Center Nick Hardwick is recovering from a concussion he suffered this week in practice.
Wide receiver Vincent Brown is sidelined indefinitely with a broken ankle, and while the Chargers say they think it could be an eight-week injury, nobody knows for sure. He's on the 53-man roster now, but expect the Chargers to weigh the options of putting him on injured reserve at the final cut.
Left tackle Jared Gaither didn't make an appearance in training camp, sidelined with back spasms that should have everyone concerned. The club believes he'll be ready for the season opener, but Gaither is making no promises -- saying he won't be back until he's "100 percent." Uh-oh.
Running back Ryan Mathews it out with a broken clavicle suffered after one carry in the preseason opener and may not make it back for the season opener. If that happens, he will have missed at least one game in his last six seasons, including college. Nevertheless, coaches don't appear too concerned, with most hopeful he returns to the lineup sometime in September. Mathews doesn't seem concerned, either, telling a local radio station there's "no doubt" he'll play the Sept. 10 opener.
Wide receiver Eddie Royal had a sore hip that sidelined him the past month, but he returned to the team Wednesday. He jogged through workouts and is not expected to play in the team's third preseason game.
The Last Word
If there's a concern with these guys it's that the injuries that usually get them during the season -- the injuries that two years ago forced them to run through 20 linebackers and 17 pass receivers -- have already begun.
Mathews was supposed to have a big season, yet he bowed out immediately with a clavicle injury that could keep him out of the opener. More serious is the injury to wide receiver Vincent Brown, who will miss considerable time with a broken ankle. The Chargers say he's out eight weeks; others think that is overly optimistic.
But the most important issue to me is the left-tackle position, where Gaither continues to play cat-and-mouse with his injury. He's out with back spasms, and the club thinks he recovers by the opener. But this is a guy with a history of setbacks, so many that people in Baltimore started calling him "The Big Lazy."
If Gaither doesn't return, the Chargers have nothing more than an undrafted rookie to plug in his spot, and, yes, that's a problem. Rivers is the centerpiece of this team, and protecting his back with someone with no NFL experience is not only risky; it could be disastrous.
"If there's a loss of Jared Gaither," said Smith, "the first name you will see is the rookie. But I don't think that's all you will see because we would have to address that -- and I have no idea what we would do or where we would go.
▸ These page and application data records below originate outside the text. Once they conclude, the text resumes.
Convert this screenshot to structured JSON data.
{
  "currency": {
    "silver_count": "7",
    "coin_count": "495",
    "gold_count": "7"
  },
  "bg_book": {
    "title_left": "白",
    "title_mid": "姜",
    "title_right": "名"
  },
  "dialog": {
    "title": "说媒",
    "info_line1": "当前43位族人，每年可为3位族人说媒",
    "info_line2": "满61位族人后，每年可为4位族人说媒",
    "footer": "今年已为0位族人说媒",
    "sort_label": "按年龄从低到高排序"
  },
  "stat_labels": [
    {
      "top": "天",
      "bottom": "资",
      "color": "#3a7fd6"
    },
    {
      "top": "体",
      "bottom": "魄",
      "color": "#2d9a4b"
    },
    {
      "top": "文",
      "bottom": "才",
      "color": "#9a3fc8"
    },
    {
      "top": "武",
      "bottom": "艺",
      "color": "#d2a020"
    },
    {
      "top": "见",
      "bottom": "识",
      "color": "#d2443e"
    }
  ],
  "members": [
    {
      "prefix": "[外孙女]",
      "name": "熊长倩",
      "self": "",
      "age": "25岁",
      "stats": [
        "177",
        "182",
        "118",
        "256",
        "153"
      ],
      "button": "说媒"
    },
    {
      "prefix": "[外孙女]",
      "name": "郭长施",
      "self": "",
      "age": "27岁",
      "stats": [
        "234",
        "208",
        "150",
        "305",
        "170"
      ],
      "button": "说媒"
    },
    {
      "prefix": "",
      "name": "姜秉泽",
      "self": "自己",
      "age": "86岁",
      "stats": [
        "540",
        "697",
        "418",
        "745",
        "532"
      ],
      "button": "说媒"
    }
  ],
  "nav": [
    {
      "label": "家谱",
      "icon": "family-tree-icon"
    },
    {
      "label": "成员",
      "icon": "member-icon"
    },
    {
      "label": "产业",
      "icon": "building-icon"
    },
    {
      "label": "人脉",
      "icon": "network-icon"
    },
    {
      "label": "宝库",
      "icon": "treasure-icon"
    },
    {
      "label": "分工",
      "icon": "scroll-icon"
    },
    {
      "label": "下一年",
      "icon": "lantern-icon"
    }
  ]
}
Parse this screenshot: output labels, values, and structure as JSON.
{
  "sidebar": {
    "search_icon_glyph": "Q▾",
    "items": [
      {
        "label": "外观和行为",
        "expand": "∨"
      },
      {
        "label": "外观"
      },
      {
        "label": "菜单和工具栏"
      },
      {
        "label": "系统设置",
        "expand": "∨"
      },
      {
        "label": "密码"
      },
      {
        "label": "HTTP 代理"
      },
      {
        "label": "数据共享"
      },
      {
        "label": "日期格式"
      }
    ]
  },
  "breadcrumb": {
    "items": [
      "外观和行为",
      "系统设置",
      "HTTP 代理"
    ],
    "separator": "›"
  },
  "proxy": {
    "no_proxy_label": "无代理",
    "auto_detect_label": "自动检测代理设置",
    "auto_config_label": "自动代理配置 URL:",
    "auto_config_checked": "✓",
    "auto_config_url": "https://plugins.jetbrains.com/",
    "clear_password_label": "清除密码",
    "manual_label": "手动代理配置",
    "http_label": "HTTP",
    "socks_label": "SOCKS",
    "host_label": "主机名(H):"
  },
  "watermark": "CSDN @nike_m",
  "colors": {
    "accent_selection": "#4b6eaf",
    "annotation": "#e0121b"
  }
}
"Obviously it would be something we would do to solidify the left side. I hope we would not have to worry about it, and I hope we have our starter. But you never know. Disappointment lurks around the corner in the NFL."